  • Email of Order Confirmation
  • Email notification of Kit Shipped (if applicable) with USPS tracking number.
    • Yes, we include free cheek swab kits and return prepaid postage (in the US)
    • We also offer expedited shipping options through the USPS.
  • Email notification of Samples Received by our laboratory. We will begin processing your sample on the day it is received or the next business day.
  • Status update of Testing in Progress
    • If any issues arise during the testing phase you will receive a personal phone call from a Laboratory Director.
  • Status update of Data in Review indicates that your laboratory tests are done and the report and Canine Genetic Health Certificate are being drafted and reviewed by one of our PhD geneticists and one of our veterinarians.
  • Email notification of Final Report Completed
    • Your order ...

Genetic Screening: Cornerstone of Bettering a Breed

Genetic Screening: Cornerstone of Bettering a Breed

Nearly everyone espouses the belief that we should produce puppies that better a breed.
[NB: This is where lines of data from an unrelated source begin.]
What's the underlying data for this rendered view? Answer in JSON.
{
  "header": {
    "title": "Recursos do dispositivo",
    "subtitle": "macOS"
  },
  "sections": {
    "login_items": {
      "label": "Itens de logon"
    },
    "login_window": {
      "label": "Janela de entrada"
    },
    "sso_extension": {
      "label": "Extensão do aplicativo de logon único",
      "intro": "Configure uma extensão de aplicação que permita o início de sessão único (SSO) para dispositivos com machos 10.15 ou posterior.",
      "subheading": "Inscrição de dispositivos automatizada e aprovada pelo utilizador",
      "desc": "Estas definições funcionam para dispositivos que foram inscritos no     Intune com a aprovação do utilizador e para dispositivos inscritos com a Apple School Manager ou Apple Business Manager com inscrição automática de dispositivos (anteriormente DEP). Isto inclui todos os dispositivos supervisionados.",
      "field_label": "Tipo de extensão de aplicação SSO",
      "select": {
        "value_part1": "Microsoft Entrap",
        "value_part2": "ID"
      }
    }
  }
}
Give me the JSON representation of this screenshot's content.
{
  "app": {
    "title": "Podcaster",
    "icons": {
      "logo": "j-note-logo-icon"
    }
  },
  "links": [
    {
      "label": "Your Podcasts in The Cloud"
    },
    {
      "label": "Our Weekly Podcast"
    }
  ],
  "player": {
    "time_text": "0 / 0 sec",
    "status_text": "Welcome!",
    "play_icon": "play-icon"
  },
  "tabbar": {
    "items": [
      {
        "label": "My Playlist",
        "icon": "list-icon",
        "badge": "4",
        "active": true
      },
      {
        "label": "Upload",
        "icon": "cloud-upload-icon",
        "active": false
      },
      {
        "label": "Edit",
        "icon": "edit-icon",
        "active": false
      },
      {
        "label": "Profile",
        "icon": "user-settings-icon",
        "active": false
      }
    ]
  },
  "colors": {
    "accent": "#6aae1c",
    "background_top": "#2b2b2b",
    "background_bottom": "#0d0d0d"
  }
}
However, ‘better’ is a subjective term; what it means to one person is completely different than what it means to another. ‘Better’ is something that’s often based in our ultimate goals, the end results of which are sometimes dictated by success in the dog game we play.

What isn’t subjective is sound genetic health. Science seeks objective and discernable answers regardless of the subjective nature of an issue. Genetic screening therefor is the cornerstone of bettering a breed, regardless of the game being played. While we should always strive for proper and acceptable form and function, the perfect dog does not exist – we do the best we can with the sires and dams available to us.

When deciding pairings, we should seek dogs that complement each other in form and function so as to produce consistent puppies. We should also seek to strengthen weaknesses in both parents' conformation by pairing them with a dog that offers a contrast to the flaws in each. With the randomness of how genes combine in all aspects of puppy's physical, mental and psychological attributes, it’s a tough order ...

Why is My Dog so Itchy? Part 2: Environmental Allergens and Canine Atopic Dermatitis

Why is My Dog so Itchy? Part 2: Environmental Allergens and Canine Atopic Dermatitis

Click here for Part 1 of this ongoing blog about itchy dogs.

Like people, some dogs are known to develop seasonal summer allergies to a variety of environmental allergens. Pollen, mold, dust mites, and mildew are just a few of the triggers that can make dogs itchy as the days become warmer. Many dogs have only mild signs of allergies that can be controlled by the use of antihistamines and bathing to wash allergens from the hair coat. In these mild cases, the allergies are predictable annually, they don’t seem to progress in severity, and are relatively easy to manage. However, for some dogs, the body’s reaction to allergens is so significant that their overall quality of life can be greatly impaired.

Canine Atopic Dermatitis
An allergic disease now termed “canine atopic dermatitis” (CAD) is a relatively common and troubling condition seen in our canine friends. It is estimated that up to 10% of all dogs are affected by this condition worldwide. First discussed in the 1930’s, the definition of the disorder and our scientific understanding of the cause are still being worked out. Our current understanding is that CAD is a multifactorial disease involving genetic predisposition, immune system dysregulation ...